Hands-on introduction to the world of book arts.
Intersectionality in literature throughout history.
Translating French poetry and its role in the modernist movement.
Cuteness is an aesthetic response between a viewer and an object. There is a spectrum of cuteness that allows the viewer to feel a variety of emotions based on the object they are interacting with. What is the power behind these objects that makes the viewer develop feelings for them? Cute items in Japanese society are closely associated with the feminine and the vulnerable. The largest consumer of cute products in Japanese is the shōjo (young lady). The shōjo uses cute objects to create an atmosphere around herself, allowing her to be empowered in the patriarchal society of Japan.
William Faulkner’s chaotic Yoknapatawpha was translated into Spanish and distributed throughout Latin America for the first time in 1932. Faulkner’s short stories and novels reached the hands of aspiring writers, amongst them Gabriel Garcia Marquez in Colombia, Mario Vargas Llosa in Peru and Carlos Fuentes in Mexico. My senior thesis focuses on the role of William Faulkner’s work in the formative years of the writers of the Latin American Boom. I begin by thinking about theories of influence and the power dynamics involved in cross-cultural literary inheritance. I then consider the ways in which the translators of Faulkner modify his sentences and what elements of these translations, if any, are present in the early work of the Boom. With a focus on the early work of Gabriel Garcia Marquez and his first encounters with Faulkner, this project hopes to better understand the place of William Faulkner in the Latin American Boom.
In the past years, much has been written about Miguel Cervantes’ experience as a captive in Algiers. With the rise of academic interest in Africa—especially in the Maghreb as a hub of Mediterranean cultures—many scholars have studied Cervantes’ time in captivity (1575-1580) to explore its impact on his life and literary work. For Cervantes, an itinerant migrant throughout his life, his experience in the Maghreb represented his first real encounters with “otherness” in a national, religious, and ethnic context. This thesis, therefore, explores the complex role of migration in the works of Cervantes though the voices of his female characters. This analysis illustrates female migrants in the process of self-discovery, searching for a better life through their migratory routes and utilizing their agency to move beyond the geographic and ideological frontiers that seek to restrict and define them.
Fire and Flour is the result of over 30 hours of oral histories conducted with my family in Martinique. I was awarded the Schiff Fellowship in order to pursue research for my creative writing thesis, and used the money to fly to Martinique to conduct my interviews in person. A creative “novella”, Fire and Flour compiles and remembers a history of deep personal importance.
For my senior thesis, I explored a striking group of paintings produced by the School of Fontainebleau in the second half of the sixteenth century which depict nude and half-nude women bathing or at their toilette. These paintings are exceptional for the period in that nudity was primarily reserved for allegorical or mythological contexts. The identity of the women depicted in these mysterious paintings has been a continual source of fascination for scholars who have suggested a wide array of royal mistresses and queens. Beyond the women’s precise identities, however, the paintings elicit many questions. My thesis begins to explore their meaning, their function, and what they reveal to us about women of the period. It argues that the painting's unusual combination of the ideal nude and portrait reflects the creative and performative nature of women's identity and sexuality at the French Court.
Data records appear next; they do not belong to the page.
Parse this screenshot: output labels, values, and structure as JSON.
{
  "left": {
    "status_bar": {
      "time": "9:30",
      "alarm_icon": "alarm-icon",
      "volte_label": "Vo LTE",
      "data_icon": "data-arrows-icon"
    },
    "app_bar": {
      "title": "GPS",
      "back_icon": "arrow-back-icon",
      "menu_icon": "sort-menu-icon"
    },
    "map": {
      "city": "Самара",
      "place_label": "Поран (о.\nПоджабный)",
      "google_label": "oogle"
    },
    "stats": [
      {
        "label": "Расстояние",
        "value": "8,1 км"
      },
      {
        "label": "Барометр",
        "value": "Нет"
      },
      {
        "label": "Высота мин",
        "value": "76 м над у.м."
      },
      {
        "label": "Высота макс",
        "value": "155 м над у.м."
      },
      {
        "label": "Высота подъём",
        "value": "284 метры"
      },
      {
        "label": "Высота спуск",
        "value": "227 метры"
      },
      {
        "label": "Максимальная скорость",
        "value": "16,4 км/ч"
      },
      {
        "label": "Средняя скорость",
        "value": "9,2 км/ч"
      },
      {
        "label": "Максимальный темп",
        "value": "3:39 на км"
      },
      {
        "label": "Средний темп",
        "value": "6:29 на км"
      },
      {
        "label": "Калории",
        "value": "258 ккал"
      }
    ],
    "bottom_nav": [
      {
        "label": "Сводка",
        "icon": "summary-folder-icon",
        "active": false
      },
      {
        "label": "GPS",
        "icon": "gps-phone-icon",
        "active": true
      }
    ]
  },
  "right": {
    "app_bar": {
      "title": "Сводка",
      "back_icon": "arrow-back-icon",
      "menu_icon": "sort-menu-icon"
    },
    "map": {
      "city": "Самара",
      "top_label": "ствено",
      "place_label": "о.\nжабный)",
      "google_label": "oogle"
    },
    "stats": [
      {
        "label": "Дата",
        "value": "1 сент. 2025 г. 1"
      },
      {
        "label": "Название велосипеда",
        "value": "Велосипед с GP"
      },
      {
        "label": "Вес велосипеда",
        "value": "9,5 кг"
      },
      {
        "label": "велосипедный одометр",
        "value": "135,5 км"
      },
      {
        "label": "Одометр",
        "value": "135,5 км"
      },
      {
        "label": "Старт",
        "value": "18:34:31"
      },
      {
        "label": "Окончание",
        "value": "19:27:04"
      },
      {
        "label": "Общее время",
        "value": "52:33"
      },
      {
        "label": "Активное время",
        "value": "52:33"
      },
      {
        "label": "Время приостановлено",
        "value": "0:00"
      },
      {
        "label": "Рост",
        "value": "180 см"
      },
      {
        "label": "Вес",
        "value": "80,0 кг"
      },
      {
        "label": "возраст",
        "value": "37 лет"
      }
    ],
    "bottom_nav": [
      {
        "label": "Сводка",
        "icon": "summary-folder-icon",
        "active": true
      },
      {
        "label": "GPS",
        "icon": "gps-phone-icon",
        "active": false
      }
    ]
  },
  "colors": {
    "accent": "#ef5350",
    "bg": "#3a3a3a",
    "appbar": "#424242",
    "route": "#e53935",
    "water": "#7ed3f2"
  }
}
During World War II, France’s rapid and unexpected defeat was followed by the German occupation of the northern half of the country. The Occupation (1940-44) was marked not only by the daily stress of living alongside the German enemy, but also by a civil war within the French population. Existing critical works on Irène Némirovsky, a Russian-Jewish author writing in France during the Occupation, focus on fitting Némirovsky’s wartime writing into a certain political and ideological framework; however, these attempts to label Némirovsky’s political stance are far too reductive. In my thesis, I have taken the opposite approach, seeking to bring to light the complexity of Némirovsky’s ambivalent representation of Germans, as well as of French elites and women. Rather than producing unequivocal propaganda works, Némirovsky portrays these external and internal enemies to French national solidarity in order to consider timeless ethical questions regarding individual responsibility and collective identity.
My senior thesis examines the lives and music of Sofia Gubaidulina (b. 1931) and Galina Ustvolskaya (1919-2006), two prominent women composers from the Soviet Union. As women composers in the Soviet Union, they occupy a unique niche in twentieth-century music history. Living in an ostensibly egalitarian society, Gubaidulina and Ustvolskaya were treated as equal to their male counterparts and given greater access to education than many women in the West. Both Gubaidulina and Ustvolskaya developed compositional styles which are neither traditional nor avant-garde, but strikingly unique. Studying the lives and music of these women raises broad questions about gender, identity, and freedom from oppressive ideology. In the face of a regime which attempted to limit their artistic expression, these women sought spiritual independence through their music.